Notulae Botanicae Horti Agrobotanici Cluj-Napoca, cilt.38, ss.241-247, 2010 (SCI Expanded İndekslerine Giren Dergi)

  • Cilt numarası: 38 Konu: 1
  • Basım Tarihi: 2010
  • Doi Numarası: 10.15835/nbha3814611
  • Dergi Adı: Notulae Botanicae Horti Agrobotanici Cluj-Napoca
  • Sayfa Sayıları: ss.241-247

Özet

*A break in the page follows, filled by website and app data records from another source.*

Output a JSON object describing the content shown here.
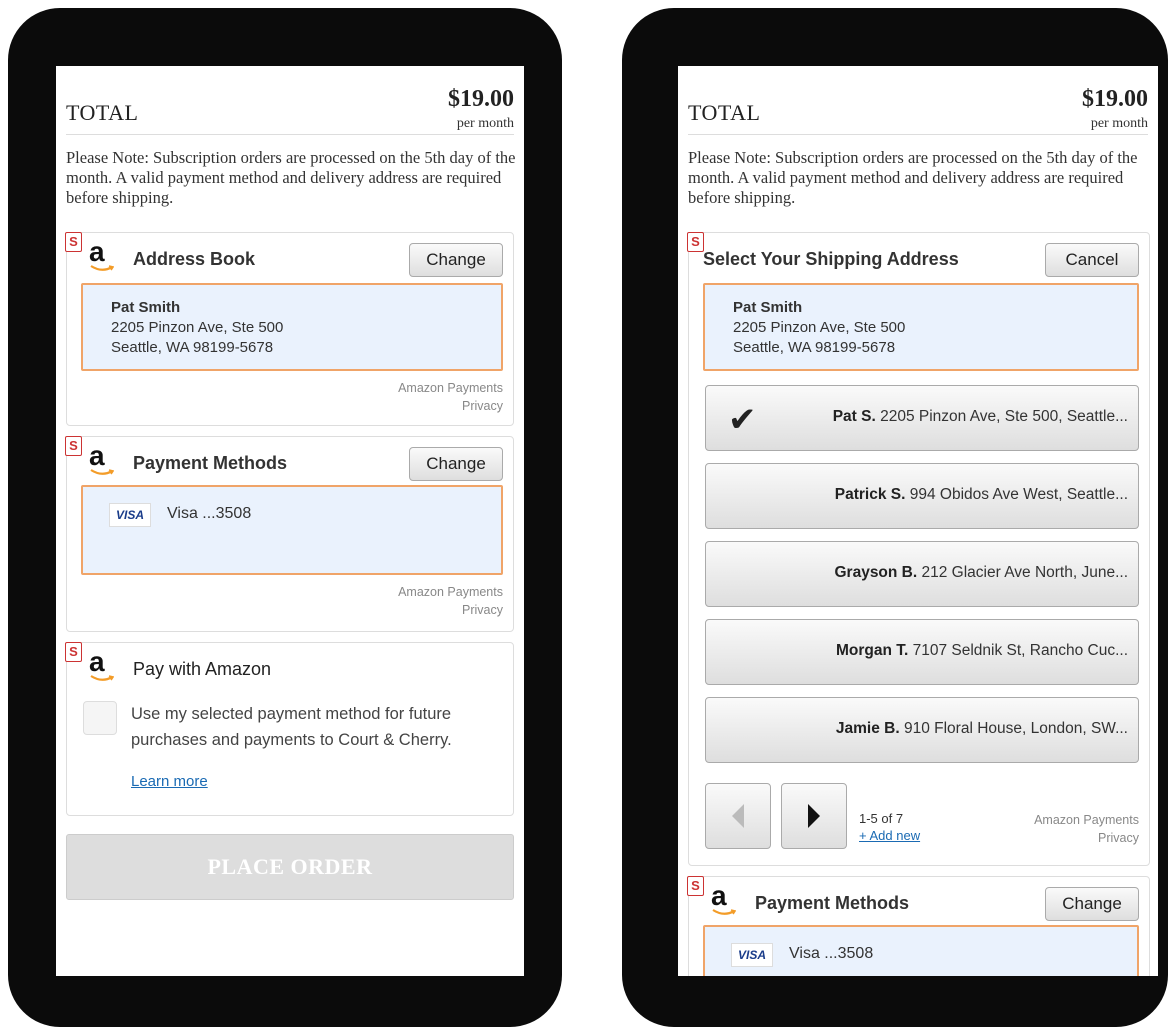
{
  "order": {
    "total_label": "TOTAL",
    "total_amount": "$19.00",
    "total_period": "per month",
    "note": "Please Note: Subscription orders are processed on the 5th day of the month. A valid payment method and delivery address are required before shipping."
  },
  "badge": "S",
  "left_screen": {
    "address_book": {
      "title": "Address Book",
      "change_label": "Change",
      "name": "Pat Smith",
      "line1": "2205 Pinzon Ave, Ste 500",
      "line2": "Seattle, WA 98199-5678",
      "footer_line1": "Amazon Payments",
      "footer_line2": "Privacy"
    },
    "payment_methods": {
      "title": "Payment Methods",
      "change_label": "Change",
      "card_brand": "VISA",
      "card_text": "Visa ...3508",
      "footer_line1": "Amazon Payments",
      "footer_line2": "Privacy"
    },
    "pay_with_amazon": {
      "title": "Pay with Amazon",
      "consent_text": "Use my selected payment method for future purchases and payments to Court & Cherry.",
      "learn_more": "Learn more"
    },
    "place_order_label": "PLACE ORDER"
  },
  "right_screen": {
    "shipping": {
      "title": "Select Your Shipping Address",
      "cancel_label": "Cancel",
      "name": "Pat Smith",
      "line1": "2205 Pinzon Ave, Ste 500",
      "line2": "Seattle, WA 98199-5678",
      "addresses": [
        {
          "name": "Pat S.",
          "address": "2205 Pinzon Ave, Ste 500, Seattle...",
          "selected": true
        },
        {
          "name": "Patrick S.",
          "address": "994 Obidos Ave West, Seattle...",
          "selected": false
        },
        {
          "name": "Grayson B.",
          "address": "212 Glacier Ave North, June...",
          "selected": false
        },
        {
          "name": "Morgan T.",
          "address": "7107 Seldnik St, Rancho Cuc...",
          "selected": false
        },
        {
          "name": "Jamie B.",
          "address": "910 Floral House, London, SW...",
          "selected": false
        }
      ],
      "page_count": "1-5 of 7",
      "add_new": "+ Add new",
      "footer_line1": "Amazon Payments",
      "footer_line2": "Privacy"
    },
    "payment_methods": {
      "title": "Payment Methods",
      "change_label": "Change",
      "card_brand": "VISA",
      "card_text": "Visa ...3508"
    }
  },
  "icons": {
    "amazon": "amazon-logo-icon",
    "check": "checkmark-icon",
    "prev": "chevron-left-icon",
    "next": "chevron-right-icon",
    "card": "visa-card-icon"
  },
  "colors": {
    "highlight_border": "#f0a468",
    "highlight_fill": "#eaf2fd",
    "link": "#1a6ab3",
    "badge": "#cc3333"
  }
}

The  production  of  pear,  which  is  one  of  the  most  important  fruits  in  Turkey,  was  restricted  by  the  occurrence  of  the  fire  blight disease.  There  isn’t  a  certain  chemical  management  against  fire  blight,  although  plant  activators  have  been  used,  at  present.  It’s  very important to improve resistant varieties in terms of an integrated management of bacterial diseases. With this purpose, different crosses have been made between resistant cultigens and P. communis varieties that have good fruit characteristics. Besides, self-pollination and open  pollination  treatments  have  been  carried  out  in  parental  plants.  Pollen  viability  and  germination  ratio,  fruit  set  ratio,  total  and mean seed number, seed germination ratio, the ratio of hybrid losses by root rot at early stage and the ratio of hybrid losses by natural fire blight infection were determined. The highest values of the properties such as pollen viability and germination ratio, fruit set ratio, mean  and  total  seed  number  were  obtained  from  the  crosses  with  ‘Kaiser  Alexandre’,  ‘Ankara’,  ‘Akça’,  ‘Conference’  and  ‘Santa  Maria’ cultivars, in general. As a result of natural fire blight infection in Izmir-Turkey conditions, the resistance level of the hybrids from various combinations differed through the cultivars used for cross pollination, and it is very important to evaluate these hybrid pear populations through their response to fireblight disease in terms of obtaining new resistant cultivars and using these populations as disease resistant genetic resources in the future.